The task: When you copy the records, keep every word exact and leave the pictures out.

[Material for this task Boundary: Start]

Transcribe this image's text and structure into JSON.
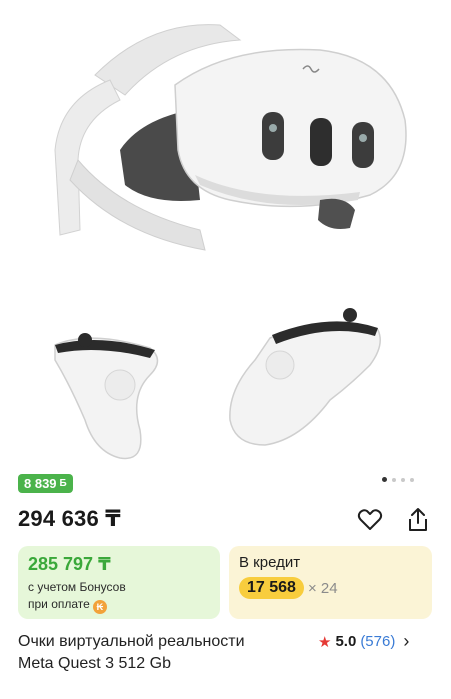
{
  "gallery": {
    "alt_product": "vr-headset-with-controllers",
    "dots_total": 4,
    "dots_active_index": 0
  },
  "badge": {
    "bonus_amount": "8 839",
    "bonus_icon": "Б"
  },
  "price": {
    "main": "294 636 ₸"
  },
  "actions": {
    "favorite_icon": "heart-outline-icon",
    "share_icon": "share-icon"
  },
  "bonus_card": {
    "price": "285 797 ₸",
    "line1": "с учетом Бонусов",
    "line2": "при оплате",
    "pay_icon": "₭"
  },
  "credit_card": {
    "title": "В кредит",
    "amount": "17 568",
    "months": "× 24"
  },
  "product": {
    "title_line1": "Очки виртуальной реальности",
    "title_line2": "Meta Quest 3 512 Gb"
  },
  "rating": {
    "score": "5.0",
    "count": "(576)"
  },
  "colors": {
    "bonus_green": "#4bb34b",
    "bonus_card_bg": "#e6f7d9",
    "credit_card_bg": "#fbf4d6",
    "credit_amount_bg": "#f8cd3d",
    "star_red": "#e53935",
    "link_blue": "#3a7bd5"
  }
}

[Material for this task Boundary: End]

Reply to the task:
Transcribe this image's text and structure into JSON.
{
  "gallery": {
    "alt_product": "vr-headset-with-controllers",
    "dots_total": 4,
    "dots_active_index": 0
  },
  "badge": {
    "bonus_amount": "8 839",
    "bonus_icon": "Б"
  },
  "price": {
    "main": "294 636 ₸"
  },
  "actions": {
    "favorite_icon": "heart-outline-icon",
    "share_icon": "share-icon"
  },
  "bonus_card": {
    "price": "285 797 ₸",
    "line1": "с учетом Бонусов",
    "line2": "при оплате",
    "pay_icon": "₭"
  },
  "credit_card": {
    "title": "В кредит",
    "amount": "17 568",
    "months": "× 24"
  },
  "product": {
    "title_line1": "Очки виртуальной реальности",
    "title_line2": "Meta Quest 3 512 Gb"
  },
  "rating": {
    "score": "5.0",
    "count": "(576)"
  },
  "colors": {
    "bonus_green": "#4bb34b",
    "bonus_card_bg": "#e6f7d9",
    "credit_card_bg": "#fbf4d6",
    "credit_amount_bg": "#f8cd3d",
    "star_red": "#e53935",
    "link_blue": "#3a7bd5"
  }
}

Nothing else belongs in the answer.